# Ed's Radio (AA6ED) – Kirchhoff's Law

## Kirchhoff's Law – Node‐Voltage Method

Node‐Voltage Analysis is almost the reverse of the Branch Current Method. Using the Node‐Voltage Method, you begin by specifying branch currents at a principle node in terms of voltage drops. As defined earlier, a principle node is a junction of three or more components. The key to this method is that the voltage drop between two principle nodes is common to two different loop equations. Thus, solving the node voltage drop makes it easy to solve the two adjacent loop equations. This usually makes the Node‐Voltage method a simpler way of analyzing a circuit using Kirchhoff's Law than the Branch Current Method.

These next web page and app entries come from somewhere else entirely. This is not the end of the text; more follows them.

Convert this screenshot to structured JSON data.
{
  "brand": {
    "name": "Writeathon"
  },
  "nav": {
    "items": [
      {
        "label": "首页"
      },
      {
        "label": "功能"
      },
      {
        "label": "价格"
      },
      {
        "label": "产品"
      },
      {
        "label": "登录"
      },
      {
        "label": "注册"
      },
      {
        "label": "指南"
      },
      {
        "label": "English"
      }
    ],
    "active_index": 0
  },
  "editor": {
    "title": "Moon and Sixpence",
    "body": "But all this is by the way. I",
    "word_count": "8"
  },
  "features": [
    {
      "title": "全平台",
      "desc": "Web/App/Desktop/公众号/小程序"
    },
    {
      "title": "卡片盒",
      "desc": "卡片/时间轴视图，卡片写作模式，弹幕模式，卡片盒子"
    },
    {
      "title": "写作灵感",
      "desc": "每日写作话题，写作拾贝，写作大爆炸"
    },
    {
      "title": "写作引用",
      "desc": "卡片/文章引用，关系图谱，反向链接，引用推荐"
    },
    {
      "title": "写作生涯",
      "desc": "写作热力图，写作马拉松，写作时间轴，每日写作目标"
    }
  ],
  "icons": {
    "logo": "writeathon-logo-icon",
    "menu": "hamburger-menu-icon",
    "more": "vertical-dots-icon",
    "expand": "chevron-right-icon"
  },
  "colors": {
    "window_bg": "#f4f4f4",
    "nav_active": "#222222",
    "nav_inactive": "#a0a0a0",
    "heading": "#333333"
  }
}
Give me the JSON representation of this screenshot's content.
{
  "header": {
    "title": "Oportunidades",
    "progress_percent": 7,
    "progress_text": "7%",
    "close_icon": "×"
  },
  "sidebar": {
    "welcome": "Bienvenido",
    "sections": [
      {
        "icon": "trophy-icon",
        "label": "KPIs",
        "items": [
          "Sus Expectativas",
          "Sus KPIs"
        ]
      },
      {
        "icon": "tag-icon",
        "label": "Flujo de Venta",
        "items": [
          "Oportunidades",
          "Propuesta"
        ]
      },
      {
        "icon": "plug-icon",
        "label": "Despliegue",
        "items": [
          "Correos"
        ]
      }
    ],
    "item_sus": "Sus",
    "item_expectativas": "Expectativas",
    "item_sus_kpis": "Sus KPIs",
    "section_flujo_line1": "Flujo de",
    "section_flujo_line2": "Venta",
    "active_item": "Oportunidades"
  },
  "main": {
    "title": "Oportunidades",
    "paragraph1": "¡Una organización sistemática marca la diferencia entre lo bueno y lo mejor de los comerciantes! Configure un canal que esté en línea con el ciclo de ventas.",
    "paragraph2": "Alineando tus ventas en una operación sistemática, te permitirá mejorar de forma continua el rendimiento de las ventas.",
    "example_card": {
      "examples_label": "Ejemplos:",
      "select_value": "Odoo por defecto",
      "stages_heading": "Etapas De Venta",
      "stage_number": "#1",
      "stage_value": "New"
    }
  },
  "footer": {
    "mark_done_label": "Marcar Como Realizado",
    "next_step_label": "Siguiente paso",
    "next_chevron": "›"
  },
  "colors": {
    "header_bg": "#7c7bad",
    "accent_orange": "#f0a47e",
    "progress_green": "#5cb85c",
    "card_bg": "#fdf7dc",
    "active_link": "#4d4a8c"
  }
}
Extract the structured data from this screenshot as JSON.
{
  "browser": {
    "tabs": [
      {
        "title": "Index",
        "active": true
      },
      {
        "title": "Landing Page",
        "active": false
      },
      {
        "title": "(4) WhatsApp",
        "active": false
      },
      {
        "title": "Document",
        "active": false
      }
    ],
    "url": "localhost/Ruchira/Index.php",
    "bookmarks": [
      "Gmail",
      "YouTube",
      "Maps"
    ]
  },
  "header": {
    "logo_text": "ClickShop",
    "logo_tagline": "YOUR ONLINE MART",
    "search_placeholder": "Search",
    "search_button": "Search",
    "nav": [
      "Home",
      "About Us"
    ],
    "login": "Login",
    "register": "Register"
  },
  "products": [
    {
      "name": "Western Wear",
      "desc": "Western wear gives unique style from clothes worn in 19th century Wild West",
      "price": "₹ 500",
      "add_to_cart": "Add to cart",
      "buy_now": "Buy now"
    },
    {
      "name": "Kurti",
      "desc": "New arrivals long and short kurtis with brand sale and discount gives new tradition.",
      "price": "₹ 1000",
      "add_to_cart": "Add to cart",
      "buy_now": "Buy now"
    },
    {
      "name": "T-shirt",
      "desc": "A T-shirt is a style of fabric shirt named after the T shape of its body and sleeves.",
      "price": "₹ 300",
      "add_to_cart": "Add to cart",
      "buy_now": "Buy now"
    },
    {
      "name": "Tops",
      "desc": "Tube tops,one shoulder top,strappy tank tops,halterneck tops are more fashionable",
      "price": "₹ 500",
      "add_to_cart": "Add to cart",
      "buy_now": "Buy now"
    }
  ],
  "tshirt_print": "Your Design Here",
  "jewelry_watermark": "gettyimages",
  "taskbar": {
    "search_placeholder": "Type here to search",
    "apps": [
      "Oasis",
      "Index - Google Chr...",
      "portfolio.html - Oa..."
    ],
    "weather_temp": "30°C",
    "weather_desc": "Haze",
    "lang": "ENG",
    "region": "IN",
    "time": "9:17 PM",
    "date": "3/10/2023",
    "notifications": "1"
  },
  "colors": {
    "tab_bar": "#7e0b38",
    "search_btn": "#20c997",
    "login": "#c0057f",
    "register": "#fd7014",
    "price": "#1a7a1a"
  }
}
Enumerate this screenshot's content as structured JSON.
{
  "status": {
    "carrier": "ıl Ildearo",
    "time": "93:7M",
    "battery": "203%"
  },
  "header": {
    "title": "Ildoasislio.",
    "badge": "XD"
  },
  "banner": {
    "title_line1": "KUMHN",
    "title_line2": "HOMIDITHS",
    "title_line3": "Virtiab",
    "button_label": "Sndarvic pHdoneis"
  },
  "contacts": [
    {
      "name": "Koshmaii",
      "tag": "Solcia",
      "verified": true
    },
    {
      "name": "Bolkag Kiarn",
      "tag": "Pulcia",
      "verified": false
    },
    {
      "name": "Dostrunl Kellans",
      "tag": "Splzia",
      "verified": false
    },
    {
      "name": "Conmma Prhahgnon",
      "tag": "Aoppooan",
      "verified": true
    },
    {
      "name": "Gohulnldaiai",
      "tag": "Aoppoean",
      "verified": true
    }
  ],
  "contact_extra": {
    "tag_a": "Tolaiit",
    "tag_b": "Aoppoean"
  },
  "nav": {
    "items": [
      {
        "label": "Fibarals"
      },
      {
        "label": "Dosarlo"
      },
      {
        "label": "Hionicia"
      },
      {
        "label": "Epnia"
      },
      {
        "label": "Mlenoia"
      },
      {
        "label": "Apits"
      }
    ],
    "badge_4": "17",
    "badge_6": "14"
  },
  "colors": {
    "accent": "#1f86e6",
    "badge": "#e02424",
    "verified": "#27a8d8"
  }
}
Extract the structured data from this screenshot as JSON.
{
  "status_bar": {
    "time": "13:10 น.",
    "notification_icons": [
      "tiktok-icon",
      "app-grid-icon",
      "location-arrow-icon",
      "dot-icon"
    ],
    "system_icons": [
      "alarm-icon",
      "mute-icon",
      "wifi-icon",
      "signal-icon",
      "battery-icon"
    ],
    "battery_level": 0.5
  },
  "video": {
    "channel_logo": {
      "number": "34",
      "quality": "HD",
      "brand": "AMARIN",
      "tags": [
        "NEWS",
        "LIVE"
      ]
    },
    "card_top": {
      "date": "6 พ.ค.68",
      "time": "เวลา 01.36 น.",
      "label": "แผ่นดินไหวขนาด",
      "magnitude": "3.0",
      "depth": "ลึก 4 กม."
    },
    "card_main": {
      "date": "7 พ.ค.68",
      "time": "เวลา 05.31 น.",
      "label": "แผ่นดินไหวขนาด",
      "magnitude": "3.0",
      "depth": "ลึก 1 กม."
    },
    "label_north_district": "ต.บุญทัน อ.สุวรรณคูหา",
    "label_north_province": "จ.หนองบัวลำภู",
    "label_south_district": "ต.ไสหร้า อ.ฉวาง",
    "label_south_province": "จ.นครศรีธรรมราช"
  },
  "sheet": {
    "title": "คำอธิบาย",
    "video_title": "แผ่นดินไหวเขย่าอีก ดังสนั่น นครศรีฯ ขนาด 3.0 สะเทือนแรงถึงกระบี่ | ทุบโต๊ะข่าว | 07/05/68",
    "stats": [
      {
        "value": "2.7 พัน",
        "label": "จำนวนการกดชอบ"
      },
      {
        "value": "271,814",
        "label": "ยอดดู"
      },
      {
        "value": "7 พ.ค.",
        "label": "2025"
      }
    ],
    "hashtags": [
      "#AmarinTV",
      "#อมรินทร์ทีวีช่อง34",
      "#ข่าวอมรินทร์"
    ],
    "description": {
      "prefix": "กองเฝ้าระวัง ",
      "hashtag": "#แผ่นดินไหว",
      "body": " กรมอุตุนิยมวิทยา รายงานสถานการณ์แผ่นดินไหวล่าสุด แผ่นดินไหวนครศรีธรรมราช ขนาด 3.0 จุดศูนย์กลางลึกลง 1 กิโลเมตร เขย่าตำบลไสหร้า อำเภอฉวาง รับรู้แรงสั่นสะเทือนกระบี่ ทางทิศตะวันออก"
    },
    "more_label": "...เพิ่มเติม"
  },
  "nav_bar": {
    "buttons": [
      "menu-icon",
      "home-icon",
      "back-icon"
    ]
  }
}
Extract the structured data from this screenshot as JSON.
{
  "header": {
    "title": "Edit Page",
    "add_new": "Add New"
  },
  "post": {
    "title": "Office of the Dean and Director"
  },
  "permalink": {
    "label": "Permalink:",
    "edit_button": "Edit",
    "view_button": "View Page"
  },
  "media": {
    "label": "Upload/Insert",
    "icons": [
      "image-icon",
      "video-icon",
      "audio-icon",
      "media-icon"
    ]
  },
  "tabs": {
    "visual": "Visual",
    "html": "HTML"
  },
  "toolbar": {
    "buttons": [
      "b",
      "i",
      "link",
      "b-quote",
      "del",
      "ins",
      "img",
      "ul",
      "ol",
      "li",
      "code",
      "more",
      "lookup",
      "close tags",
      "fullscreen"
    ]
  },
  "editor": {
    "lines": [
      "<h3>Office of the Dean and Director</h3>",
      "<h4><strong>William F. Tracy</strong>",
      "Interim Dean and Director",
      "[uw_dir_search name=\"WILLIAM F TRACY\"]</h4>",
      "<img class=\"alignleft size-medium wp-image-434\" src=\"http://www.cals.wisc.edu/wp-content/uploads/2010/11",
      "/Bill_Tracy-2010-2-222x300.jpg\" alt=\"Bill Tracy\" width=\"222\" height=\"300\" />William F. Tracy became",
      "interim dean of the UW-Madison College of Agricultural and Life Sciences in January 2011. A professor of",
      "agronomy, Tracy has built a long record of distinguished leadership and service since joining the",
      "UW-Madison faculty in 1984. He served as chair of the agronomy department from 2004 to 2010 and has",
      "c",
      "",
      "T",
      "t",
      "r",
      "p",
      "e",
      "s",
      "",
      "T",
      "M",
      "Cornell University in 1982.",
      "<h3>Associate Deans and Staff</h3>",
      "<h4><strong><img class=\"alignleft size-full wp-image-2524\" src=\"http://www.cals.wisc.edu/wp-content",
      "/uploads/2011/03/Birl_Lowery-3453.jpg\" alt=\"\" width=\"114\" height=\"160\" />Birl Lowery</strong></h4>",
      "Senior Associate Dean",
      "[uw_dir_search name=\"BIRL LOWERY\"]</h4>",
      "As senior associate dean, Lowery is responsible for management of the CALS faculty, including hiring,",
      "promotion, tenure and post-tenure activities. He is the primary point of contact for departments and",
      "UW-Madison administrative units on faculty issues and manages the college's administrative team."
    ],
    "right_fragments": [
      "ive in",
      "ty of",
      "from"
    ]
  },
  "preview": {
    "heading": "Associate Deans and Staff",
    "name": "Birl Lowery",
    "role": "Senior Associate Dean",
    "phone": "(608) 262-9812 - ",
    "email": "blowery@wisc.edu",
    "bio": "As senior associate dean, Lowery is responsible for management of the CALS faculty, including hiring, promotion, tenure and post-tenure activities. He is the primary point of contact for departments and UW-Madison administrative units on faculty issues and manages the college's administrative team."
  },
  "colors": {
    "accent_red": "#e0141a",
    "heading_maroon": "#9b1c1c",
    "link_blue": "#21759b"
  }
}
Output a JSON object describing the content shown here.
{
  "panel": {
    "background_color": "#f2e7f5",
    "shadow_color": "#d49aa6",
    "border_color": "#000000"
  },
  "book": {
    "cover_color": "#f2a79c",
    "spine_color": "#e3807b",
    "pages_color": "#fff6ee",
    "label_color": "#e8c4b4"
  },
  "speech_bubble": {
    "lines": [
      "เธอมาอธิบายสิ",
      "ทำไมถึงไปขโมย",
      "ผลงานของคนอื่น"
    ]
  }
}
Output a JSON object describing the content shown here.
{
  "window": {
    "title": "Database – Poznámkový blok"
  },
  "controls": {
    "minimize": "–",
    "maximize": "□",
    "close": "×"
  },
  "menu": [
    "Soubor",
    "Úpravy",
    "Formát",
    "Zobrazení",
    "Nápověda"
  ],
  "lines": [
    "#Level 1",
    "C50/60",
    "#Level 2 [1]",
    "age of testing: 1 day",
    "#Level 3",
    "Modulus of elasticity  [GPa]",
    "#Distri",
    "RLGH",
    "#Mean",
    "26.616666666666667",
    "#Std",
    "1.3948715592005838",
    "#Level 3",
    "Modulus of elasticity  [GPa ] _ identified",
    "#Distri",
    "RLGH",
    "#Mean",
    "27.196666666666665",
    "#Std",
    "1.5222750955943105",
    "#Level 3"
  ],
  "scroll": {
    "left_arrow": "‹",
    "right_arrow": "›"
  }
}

## Example: Solve a Circuit by the Node‐Voltage Method

We will revisit the circuit from figure 8 but this time solve it using the Node‐Voltage Method. The circuit, shown below in figure 9, has two principle nodes, labled A and B, with a voltage drop between them. We will focus on solving this voltage drop across R3 which will then allow us to solve the voltage drops across R1 and R2.

We begin by specifying the branch currents at principle node A. We have I1 and I2 entering the node with I3 leaving. That gives our familiar `I1 + I2 = I3` current equation. Now, however, we will attempt to specify those currents in terms of voltage drops. Since I1 is the only current flowing through R1, we can use Ohm's Law to rewrite I1 as VR1 / R1. Similarly, I2 is the only current flowing through R2, so we know that I2 = VR2 / R2. Lastly, we have I3 = VR3 / R3. From these three equations, we can rewrite our current equation in terms of voltage drops:

`I1 + I2 = I3`
`(VR1 / R1) + (VR2 / R2) = (VR3 / R3)`

We want to solve for the node voltage, VR3, but we still have two other unknowns: VR1 and VR2. We can use Kirchhoff's Voltage Law to specify each of these in terms of VR3. We know that:

`VR1 = V1 - VR3` and `VR2 = V2 - VR3`

From these, we can rewrite our current equation yet again as:

`((V1 - VR3) / R1) + ((V2 - VR3) / R2) = (VR3 / R3)`

Substituting known values from figure 9, we get:

`((130 - VR3) / 20) + ((20 - VR3) / 5) = (VR3 / 10)`

We now have one equation with one variable and can solve for VR3. Simplifying, we get:

`VR3 = 30 volts`

We can now return to our two loop equations and insert the value of VR3 to solve for VR1 and VR2:

`VR1 = V1 - VR3`
`VR1 = 130 - 30 = 100 volts`

`VR2 = V2 - VR3`
`VR2 = 20 - 30 = -10 volts`

Lastly, we solve for the branch currents using Ohm's Law across each resister:

`I1 = VR1 / R1 = 100 / 20 = 5 amps`
`I2 = VR2 / R2 = -10 / 5 = -2 amps`
`I3 = VR3 / R3 = 30 / 10 = 3 amps`

As you can see, we arrive at the same values found by using the Branch Current Method. This includes the negative values for I2 and VR2 which indicate the I2 current actually flows in the opposite direction from that we first assumed.